Learning local dialects can be a useful skill when bargaining, but to avoid letting local accents affect your standard Mandarin, you can make sure you are not led astray by certain pronunciations.
Don't put your foot in it!
7. Effective Communication
You have just been congratulated by your teacher or language coach on some particularly tricky Chinese phrases that you have just learnt and are feeling on top of the world. Only five minutes later you try to order a pizza in your best Chinese accent and your world comes crashing down - I don't understand English comes the deafening reply.
“我不会英语” (Wǒ bù huì yīngyǔ)
I cannot speak English
“听不懂，听不懂” (Tīng bù dǒng, tīng bù dǒng)
I don't understand, I don't understand
It seems like no matter how long you have been learning Mandarin, there will always be someone out there who is not able to understand you. Just put it down to differences in local accents and try not to get too disheartened. The most important part of learning and communicating in Mandarin is feeling confident enough to practice with native Chinese speakers.
Learning to Listen
8. Learning Chinese Aurally
Misunderstandings due to poor aural Mandarin skills are arguably one of the biggest tribulations of learning Chinese.

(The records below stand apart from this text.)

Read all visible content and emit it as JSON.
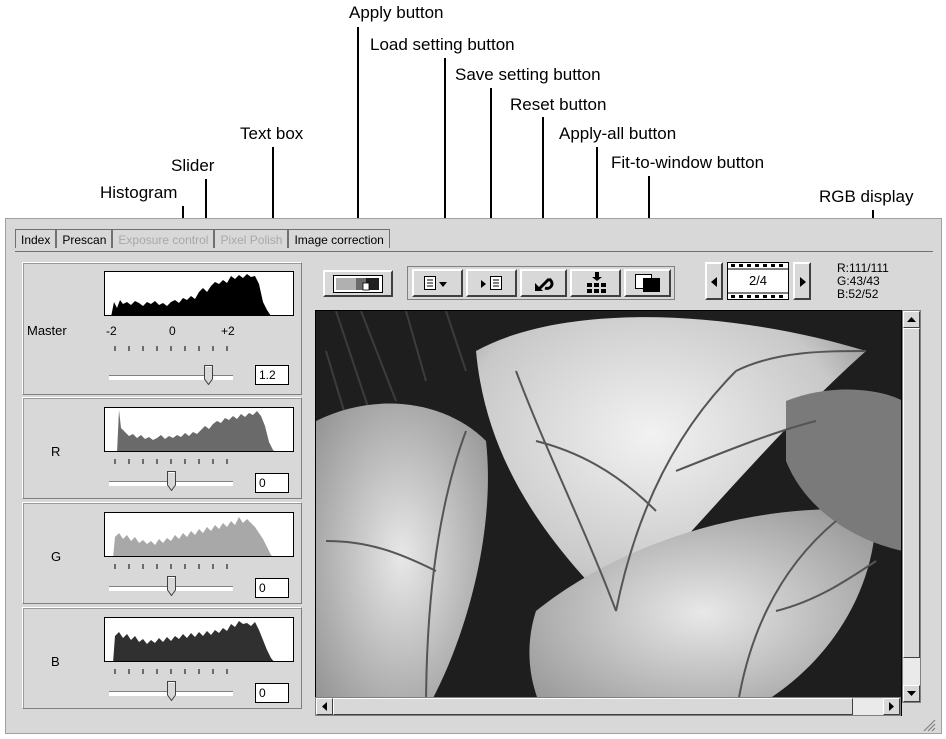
{
  "callouts": {
    "apply": "Apply button",
    "load": "Load setting button",
    "save": "Save setting button",
    "reset": "Reset button",
    "apply_all": "Apply-all button",
    "fit": "Fit-to-window button",
    "text_box": "Text box",
    "slider": "Slider",
    "histogram": "Histogram",
    "rgb_display": "RGB display"
  },
  "tabs": [
    {
      "label": "Index",
      "enabled": true
    },
    {
      "label": "Prescan",
      "enabled": true
    },
    {
      "label": "Exposure control",
      "enabled": false
    },
    {
      "label": "Pixel Polish",
      "enabled": false
    },
    {
      "label": "Image correction",
      "enabled": true
    }
  ],
  "channels": {
    "master": {
      "label": "Master",
      "value": "1.2",
      "scale_min": "-2",
      "scale_mid": "0",
      "scale_max": "+2",
      "slider_fraction": 0.8,
      "color": "#000000"
    },
    "r": {
      "label": "R",
      "value": "0",
      "slider_fraction": 0.5,
      "color": "#6a6a6a"
    },
    "g": {
      "label": "G",
      "value": "0",
      "slider_fraction": 0.5,
      "color": "#a8a8a8"
    },
    "b": {
      "label": "B",
      "value": "0",
      "slider_fraction": 0.5,
      "color": "#303030"
    }
  },
  "frame_counter": "2/4",
  "rgb": {
    "r": "R:111/111",
    "g": "G:43/43",
    "b": "B:52/52"
  },
  "icons": {
    "apply": "apply-icon",
    "load": "load-setting-icon",
    "save": "save-setting-icon",
    "reset": "reset-arrow-icon",
    "apply_all": "apply-all-icon",
    "fit": "fit-to-window-icon"
  }
}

One of the most common fall-backs in situations where your aural Mandarin skills have been stretched to the limit is the trusty old smile and nod.

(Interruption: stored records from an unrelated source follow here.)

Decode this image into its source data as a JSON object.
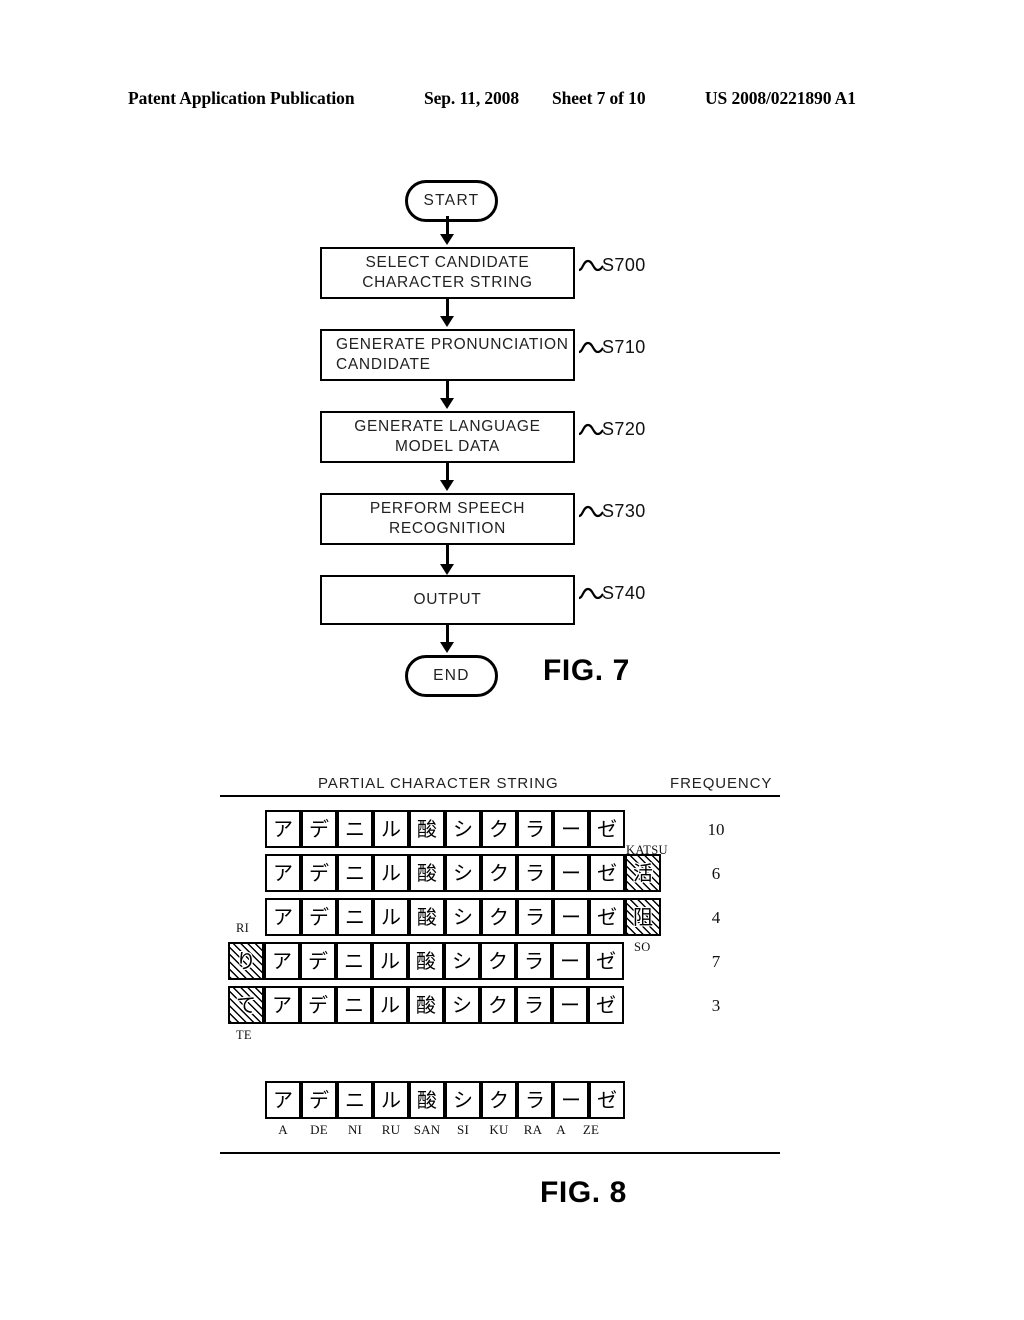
{
  "header": {
    "publication": "Patent Application Publication",
    "date": "Sep. 11, 2008",
    "sheet": "Sheet 7 of 10",
    "patent_number": "US 2008/0221890 A1"
  },
  "figure7": {
    "fig_label": "FIG. 7",
    "start_label": "START",
    "end_label": "END",
    "steps": [
      {
        "text": "SELECT CANDIDATE\nCHARACTER STRING",
        "line1": "SELECT CANDIDATE",
        "line2": "CHARACTER STRING",
        "step_id": "S700",
        "align": "center"
      },
      {
        "text": "GENERATE PRONUNCIATION\nCANDIDATE",
        "line1": "GENERATE PRONUNCIATION",
        "line2": "CANDIDATE",
        "step_id": "S710",
        "align": "left"
      },
      {
        "text": "GENERATE LANGUAGE\nMODEL DATA",
        "line1": "GENERATE LANGUAGE",
        "line2": "MODEL DATA",
        "step_id": "S720",
        "align": "center"
      },
      {
        "text": "PERFORM SPEECH\nRECOGNITION",
        "line1": "PERFORM SPEECH",
        "line2": "RECOGNITION",
        "step_id": "S730",
        "align": "center"
      },
      {
        "text": "OUTPUT",
        "line1": "OUTPUT",
        "line2": "",
        "step_id": "S740",
        "align": "center"
      }
    ]
  },
  "figure8": {
    "fig_label": "FIG. 8",
    "column_headers": {
      "partial_character_string": "PARTIAL CHARACTER STRING",
      "frequency": "FREQUENCY"
    },
    "base_string": [
      "ア",
      "デ",
      "ニ",
      "ル",
      "酸",
      "シ",
      "ク",
      "ラ",
      "ー",
      "ゼ"
    ],
    "rows": [
      {
        "cells": [
          "ア",
          "デ",
          "ニ",
          "ル",
          "酸",
          "シ",
          "ク",
          "ラ",
          "ー",
          "ゼ"
        ],
        "prefix_cell": null,
        "suffix_cell": null,
        "annotation": "KATSU",
        "frequency": "10"
      },
      {
        "cells": [
          "ア",
          "デ",
          "ニ",
          "ル",
          "酸",
          "シ",
          "ク",
          "ラ",
          "ー",
          "ゼ"
        ],
        "prefix_cell": null,
        "suffix_cell": "活",
        "annotation": "",
        "frequency": "6"
      },
      {
        "cells": [
          "ア",
          "デ",
          "ニ",
          "ル",
          "酸",
          "シ",
          "ク",
          "ラ",
          "ー",
          "ゼ"
        ],
        "prefix_cell": null,
        "suffix_cell": "阻",
        "annotation": "RI",
        "annotation2": "SO",
        "frequency": "4"
      },
      {
        "cells": [
          "ア",
          "デ",
          "ニ",
          "ル",
          "酸",
          "シ",
          "ク",
          "ラ",
          "ー",
          "ゼ"
        ],
        "prefix_cell": "り",
        "suffix_cell": null,
        "annotation": "",
        "frequency": "7"
      },
      {
        "cells": [
          "ア",
          "デ",
          "ニ",
          "ル",
          "酸",
          "シ",
          "ク",
          "ラ",
          "ー",
          "ゼ"
        ],
        "prefix_cell": "て",
        "suffix_cell": null,
        "annotation": "TE",
        "frequency": "3"
      }
    ],
    "romanized_row": {
      "cells": [
        "ア",
        "デ",
        "ニ",
        "ル",
        "酸",
        "シ",
        "ク",
        "ラ",
        "ー",
        "ゼ"
      ],
      "romaji": [
        "A",
        "DE",
        "NI",
        "RU",
        "SAN",
        "SI",
        "KU",
        "RA",
        "A",
        "ZE"
      ]
    }
  }
}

This technique may help to improve your Mandarin listening skills over time, but be warned, it comes at a price! Not knowing what is going on or what you have unknowingly agreed to can lead to some scary situations.
My Mandarin learning in China begun with conversations with my language partner, Tingting. A mum of one with a heavy Hunan accent (probably quite similar to that of Chairman Mao, as it happens), our conversations consisted of smatterings of English and Chinese fused together.

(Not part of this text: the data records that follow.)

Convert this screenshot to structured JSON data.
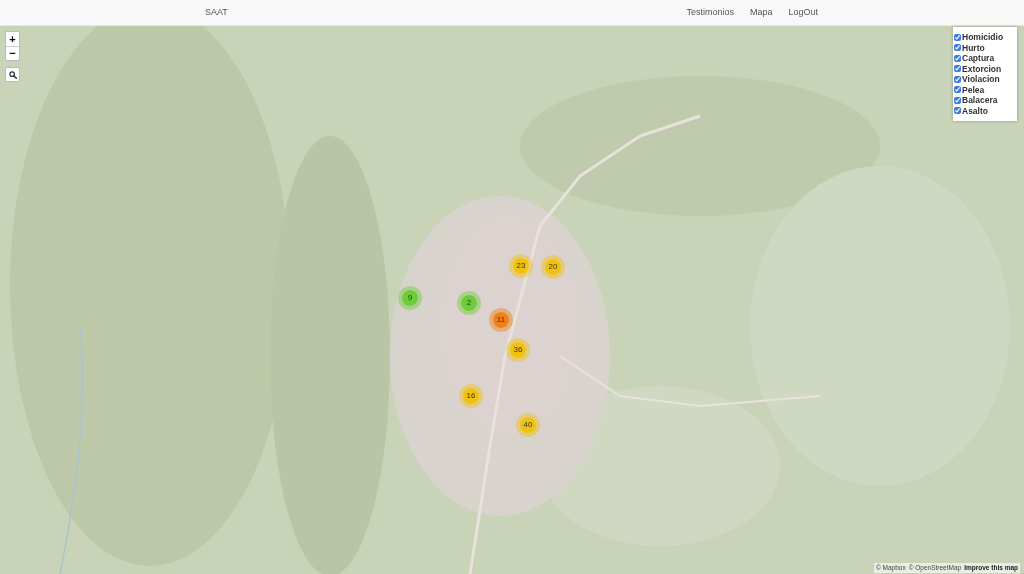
{
  "navbar": {
    "brand": "SAAT",
    "links": [
      {
        "label": "Testimonios"
      },
      {
        "label": "Mapa"
      },
      {
        "label": "LogOut"
      }
    ]
  },
  "map": {
    "zoom_controls": [
      "+",
      "−"
    ],
    "clusters": [
      {
        "count": "23",
        "color": "#f0c20c"
      },
      {
        "count": "20",
        "color": "#f0c20c"
      },
      {
        "count": "9",
        "color": "#6ecc39"
      },
      {
        "count": "2",
        "color": "#6ecc39"
      },
      {
        "count": "11",
        "color": "#f18017"
      },
      {
        "count": "36",
        "color": "#f0c20c"
      },
      {
        "count": "16",
        "color": "#f0c20c"
      },
      {
        "count": "40",
        "color": "#f0c20c"
      }
    ],
    "layer_filter": [
      {
        "label": "Homicidio",
        "checked": true
      },
      {
        "label": "Hurto",
        "checked": true
      },
      {
        "label": "Captura",
        "checked": true
      },
      {
        "label": "Extorcion",
        "checked": true
      },
      {
        "label": "Violacion",
        "checked": true
      },
      {
        "label": "Pelea",
        "checked": true
      },
      {
        "label": "Balacera",
        "checked": true
      },
      {
        "label": "Asalto",
        "checked": true
      }
    ],
    "attribution": [
      {
        "label": "© Mapbox",
        "kind": "credit"
      },
      {
        "label": "© OpenStreetMap",
        "kind": "credit"
      },
      {
        "label": "Improve this map",
        "kind": "feedback"
      }
    ]
  }
}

On one occasion when I had to use the smile and nod technique I was led down several strange alleyways in the Chinese town of Yangshuo before I finally clocked what was happening. My language partner was taking us to get our portraits painted so we could have our faces printed onto t-shirts as a keepsake!
Definitely a stretch for my Mandarin at the time, but one of the weird and wonderful rewards of learning Mandarin in China!
Tasty Chinese food
9. Chinese Food Menus
There are no two ways about it – Chinese food menus are a minefield! Unless you are lucky enough to stumble upon a menu with pictures in it, ordering your first meal in China will probably be a bit of a lucky draw. China has one of the most diverse cuisines in the world. Speciality dishes vary between provinces and even between towns and cities.
Sixi roasted husband? Health demolition tofu recipe? Even menus with English translations can leave you none the wiser as to what you just ordered.
If, like me, you have special dietary requirements, it is best to simply learn some essential Mandarin food related phrases on which to get by and let the waiting staff do the ordering for you.
“要素的，不要辣的” (Yàosù de, bùyào là de)
I would like vegetarian; not spicy
The above were my relentless ordering demands in the notorious meat-filled chili pepper-lined kitchens of Sichuan. They always seemed to be a cause of much hilarity for local restaurant staff.
Sichuanese Rickshaw Rides!
10. Public Transport
Most travellers in China will find themselves lost and in need of a bus, tube or train at some point or another during their travels. While train seats can be reserved, like most other places, bus and tube seats cannot.
Knowing to give up your seat for elderly or disabled people is a very hot topic in China and was even the basis of a well-known film, 搜索 (Sōusuǒ Caught in the Web).
In some places in China it is even considered polite to give your seat up to women and children. A nifty way to avoid making a faux-pas is to learn the Mandarin phrase, 让座 (Ràngzuò - To give up your seat), so you at least know when you are being asked to move before it is too late!